* TASK BRIEF *
Report every line of the records beneath this task that holds the string "JSON".

··· RECORDED INFORMATION ···

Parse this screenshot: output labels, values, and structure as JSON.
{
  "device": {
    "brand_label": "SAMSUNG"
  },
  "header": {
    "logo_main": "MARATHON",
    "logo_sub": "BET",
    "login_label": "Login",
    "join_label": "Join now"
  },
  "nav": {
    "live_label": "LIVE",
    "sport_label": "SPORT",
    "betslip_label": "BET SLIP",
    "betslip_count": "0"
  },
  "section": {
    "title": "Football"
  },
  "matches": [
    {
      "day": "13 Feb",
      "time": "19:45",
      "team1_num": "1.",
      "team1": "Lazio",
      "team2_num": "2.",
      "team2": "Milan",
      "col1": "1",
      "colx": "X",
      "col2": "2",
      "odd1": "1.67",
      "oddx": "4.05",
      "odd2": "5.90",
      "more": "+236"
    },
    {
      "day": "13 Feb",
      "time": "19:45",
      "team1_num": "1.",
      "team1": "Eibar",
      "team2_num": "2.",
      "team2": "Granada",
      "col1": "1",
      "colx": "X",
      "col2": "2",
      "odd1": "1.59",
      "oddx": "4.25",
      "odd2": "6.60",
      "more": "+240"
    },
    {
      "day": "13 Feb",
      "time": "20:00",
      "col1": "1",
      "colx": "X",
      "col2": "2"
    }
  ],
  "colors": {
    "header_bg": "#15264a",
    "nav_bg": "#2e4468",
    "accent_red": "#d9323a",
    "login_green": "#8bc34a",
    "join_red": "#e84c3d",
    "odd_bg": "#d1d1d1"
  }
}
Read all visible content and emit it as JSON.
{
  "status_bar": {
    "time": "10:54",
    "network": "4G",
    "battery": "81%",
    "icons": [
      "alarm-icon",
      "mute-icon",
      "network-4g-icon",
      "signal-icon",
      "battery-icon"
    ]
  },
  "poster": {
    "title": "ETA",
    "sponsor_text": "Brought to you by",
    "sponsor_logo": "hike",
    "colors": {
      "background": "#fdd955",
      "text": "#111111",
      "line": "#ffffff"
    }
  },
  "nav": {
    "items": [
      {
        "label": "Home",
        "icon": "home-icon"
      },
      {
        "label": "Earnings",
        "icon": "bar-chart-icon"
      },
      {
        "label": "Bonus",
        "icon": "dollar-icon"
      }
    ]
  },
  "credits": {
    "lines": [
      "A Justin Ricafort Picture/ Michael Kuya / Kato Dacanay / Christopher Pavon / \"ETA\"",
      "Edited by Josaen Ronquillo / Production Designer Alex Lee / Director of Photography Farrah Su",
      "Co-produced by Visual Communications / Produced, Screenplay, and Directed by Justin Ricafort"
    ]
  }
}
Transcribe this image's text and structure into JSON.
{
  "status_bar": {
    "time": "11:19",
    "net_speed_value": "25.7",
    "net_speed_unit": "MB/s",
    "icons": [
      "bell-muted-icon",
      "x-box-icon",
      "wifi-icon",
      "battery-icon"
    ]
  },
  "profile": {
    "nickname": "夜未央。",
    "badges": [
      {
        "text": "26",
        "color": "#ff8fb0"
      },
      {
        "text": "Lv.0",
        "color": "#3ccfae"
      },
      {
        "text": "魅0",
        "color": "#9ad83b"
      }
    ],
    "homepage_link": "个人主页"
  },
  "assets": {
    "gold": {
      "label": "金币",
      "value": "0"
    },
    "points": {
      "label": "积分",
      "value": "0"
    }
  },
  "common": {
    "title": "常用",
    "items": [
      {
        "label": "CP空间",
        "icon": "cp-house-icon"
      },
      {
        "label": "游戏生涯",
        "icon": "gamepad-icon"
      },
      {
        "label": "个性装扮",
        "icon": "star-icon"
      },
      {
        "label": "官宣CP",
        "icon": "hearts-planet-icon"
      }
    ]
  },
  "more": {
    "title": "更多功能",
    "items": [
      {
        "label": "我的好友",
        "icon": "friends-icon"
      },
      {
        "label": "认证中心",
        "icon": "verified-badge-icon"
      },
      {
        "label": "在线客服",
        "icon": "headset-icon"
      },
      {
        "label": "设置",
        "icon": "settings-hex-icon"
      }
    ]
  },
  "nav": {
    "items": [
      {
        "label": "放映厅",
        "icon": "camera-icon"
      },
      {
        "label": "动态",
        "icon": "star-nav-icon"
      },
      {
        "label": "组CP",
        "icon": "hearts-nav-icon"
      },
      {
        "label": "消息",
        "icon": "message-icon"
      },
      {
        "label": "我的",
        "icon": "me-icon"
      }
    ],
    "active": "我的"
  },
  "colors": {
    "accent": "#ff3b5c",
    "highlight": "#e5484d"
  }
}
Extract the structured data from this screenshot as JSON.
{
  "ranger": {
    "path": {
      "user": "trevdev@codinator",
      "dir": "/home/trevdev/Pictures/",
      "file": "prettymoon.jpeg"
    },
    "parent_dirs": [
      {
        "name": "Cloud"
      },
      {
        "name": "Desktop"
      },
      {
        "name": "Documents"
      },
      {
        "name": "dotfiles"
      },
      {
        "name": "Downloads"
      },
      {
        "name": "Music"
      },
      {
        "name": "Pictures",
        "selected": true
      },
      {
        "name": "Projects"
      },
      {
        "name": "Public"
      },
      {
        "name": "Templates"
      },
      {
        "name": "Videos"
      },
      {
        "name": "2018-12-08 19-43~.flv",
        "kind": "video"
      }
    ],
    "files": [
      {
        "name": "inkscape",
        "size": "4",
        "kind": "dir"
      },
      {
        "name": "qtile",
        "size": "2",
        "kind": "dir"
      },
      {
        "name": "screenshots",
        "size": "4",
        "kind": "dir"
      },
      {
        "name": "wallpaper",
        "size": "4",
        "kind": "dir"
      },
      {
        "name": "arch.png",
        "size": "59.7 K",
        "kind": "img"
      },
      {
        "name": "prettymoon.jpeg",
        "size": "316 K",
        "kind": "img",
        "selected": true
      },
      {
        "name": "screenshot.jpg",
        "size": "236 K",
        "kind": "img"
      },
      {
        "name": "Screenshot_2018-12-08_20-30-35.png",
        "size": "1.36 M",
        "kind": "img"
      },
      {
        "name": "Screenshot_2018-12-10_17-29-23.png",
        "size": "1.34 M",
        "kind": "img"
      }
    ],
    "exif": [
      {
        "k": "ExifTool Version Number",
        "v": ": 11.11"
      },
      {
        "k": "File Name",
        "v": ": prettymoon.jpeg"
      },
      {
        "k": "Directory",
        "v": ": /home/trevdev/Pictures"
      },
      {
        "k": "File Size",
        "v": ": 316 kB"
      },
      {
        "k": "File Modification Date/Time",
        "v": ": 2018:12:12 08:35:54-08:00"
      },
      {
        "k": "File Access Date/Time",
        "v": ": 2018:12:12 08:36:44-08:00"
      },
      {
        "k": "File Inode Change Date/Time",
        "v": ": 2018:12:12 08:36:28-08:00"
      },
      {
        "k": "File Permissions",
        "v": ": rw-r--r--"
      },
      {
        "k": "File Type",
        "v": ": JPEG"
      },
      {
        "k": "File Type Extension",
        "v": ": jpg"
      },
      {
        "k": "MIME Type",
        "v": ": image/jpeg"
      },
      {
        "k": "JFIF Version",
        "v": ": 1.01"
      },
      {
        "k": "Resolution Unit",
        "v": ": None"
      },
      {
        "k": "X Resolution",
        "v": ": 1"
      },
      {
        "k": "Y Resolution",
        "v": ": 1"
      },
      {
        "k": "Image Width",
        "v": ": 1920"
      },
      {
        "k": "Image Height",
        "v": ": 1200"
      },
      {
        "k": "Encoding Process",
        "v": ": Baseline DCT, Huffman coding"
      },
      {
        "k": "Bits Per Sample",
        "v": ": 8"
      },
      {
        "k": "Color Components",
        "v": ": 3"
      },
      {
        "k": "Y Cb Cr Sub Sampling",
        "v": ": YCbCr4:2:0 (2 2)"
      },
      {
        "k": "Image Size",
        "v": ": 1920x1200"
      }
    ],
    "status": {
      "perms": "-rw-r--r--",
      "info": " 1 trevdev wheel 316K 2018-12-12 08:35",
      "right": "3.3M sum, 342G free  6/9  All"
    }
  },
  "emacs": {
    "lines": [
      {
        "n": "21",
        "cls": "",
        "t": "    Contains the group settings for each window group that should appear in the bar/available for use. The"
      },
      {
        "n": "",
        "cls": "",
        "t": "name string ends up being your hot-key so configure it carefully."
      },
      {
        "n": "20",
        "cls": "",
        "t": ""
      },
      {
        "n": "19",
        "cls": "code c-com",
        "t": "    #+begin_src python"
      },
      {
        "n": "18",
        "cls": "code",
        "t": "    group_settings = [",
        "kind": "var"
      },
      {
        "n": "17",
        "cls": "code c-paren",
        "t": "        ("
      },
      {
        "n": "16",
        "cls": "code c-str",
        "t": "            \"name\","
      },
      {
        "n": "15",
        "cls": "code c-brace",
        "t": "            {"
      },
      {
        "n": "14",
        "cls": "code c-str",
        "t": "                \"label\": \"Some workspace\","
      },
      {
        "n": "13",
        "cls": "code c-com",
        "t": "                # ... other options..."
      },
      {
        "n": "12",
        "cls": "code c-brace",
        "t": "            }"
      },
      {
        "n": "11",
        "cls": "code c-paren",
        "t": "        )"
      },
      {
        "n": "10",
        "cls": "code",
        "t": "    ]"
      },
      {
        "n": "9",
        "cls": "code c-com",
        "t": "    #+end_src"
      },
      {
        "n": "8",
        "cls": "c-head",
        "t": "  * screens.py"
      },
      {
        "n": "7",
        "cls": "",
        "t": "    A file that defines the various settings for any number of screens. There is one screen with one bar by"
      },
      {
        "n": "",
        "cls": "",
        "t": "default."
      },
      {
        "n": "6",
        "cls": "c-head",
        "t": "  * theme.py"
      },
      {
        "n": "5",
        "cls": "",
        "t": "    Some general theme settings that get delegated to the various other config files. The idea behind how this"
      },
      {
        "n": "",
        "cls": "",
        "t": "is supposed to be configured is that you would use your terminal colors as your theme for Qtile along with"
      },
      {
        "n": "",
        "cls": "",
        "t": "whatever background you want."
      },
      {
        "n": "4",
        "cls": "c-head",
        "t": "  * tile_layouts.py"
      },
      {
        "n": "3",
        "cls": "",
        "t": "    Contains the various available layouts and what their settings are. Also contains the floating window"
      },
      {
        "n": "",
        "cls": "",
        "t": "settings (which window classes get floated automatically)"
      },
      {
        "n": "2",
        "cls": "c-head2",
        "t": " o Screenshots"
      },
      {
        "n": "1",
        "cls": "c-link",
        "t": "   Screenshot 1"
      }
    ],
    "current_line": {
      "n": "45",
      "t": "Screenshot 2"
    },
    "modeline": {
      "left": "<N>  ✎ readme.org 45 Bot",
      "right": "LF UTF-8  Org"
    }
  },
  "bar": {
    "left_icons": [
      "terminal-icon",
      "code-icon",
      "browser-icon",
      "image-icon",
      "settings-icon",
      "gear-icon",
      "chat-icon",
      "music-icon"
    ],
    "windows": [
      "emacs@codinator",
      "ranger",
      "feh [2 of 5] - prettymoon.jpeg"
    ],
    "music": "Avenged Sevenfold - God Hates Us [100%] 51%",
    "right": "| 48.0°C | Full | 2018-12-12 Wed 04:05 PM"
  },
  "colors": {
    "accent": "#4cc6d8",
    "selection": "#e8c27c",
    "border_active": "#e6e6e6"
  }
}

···

* YOUR SOLUTION *
Parse this screenshot: output labels, values, and structure as JSON.
Read all visible content and emit it as JSON.
Transcribe this image's text and structure into JSON.
Extract the structured data from this screenshot as JSON.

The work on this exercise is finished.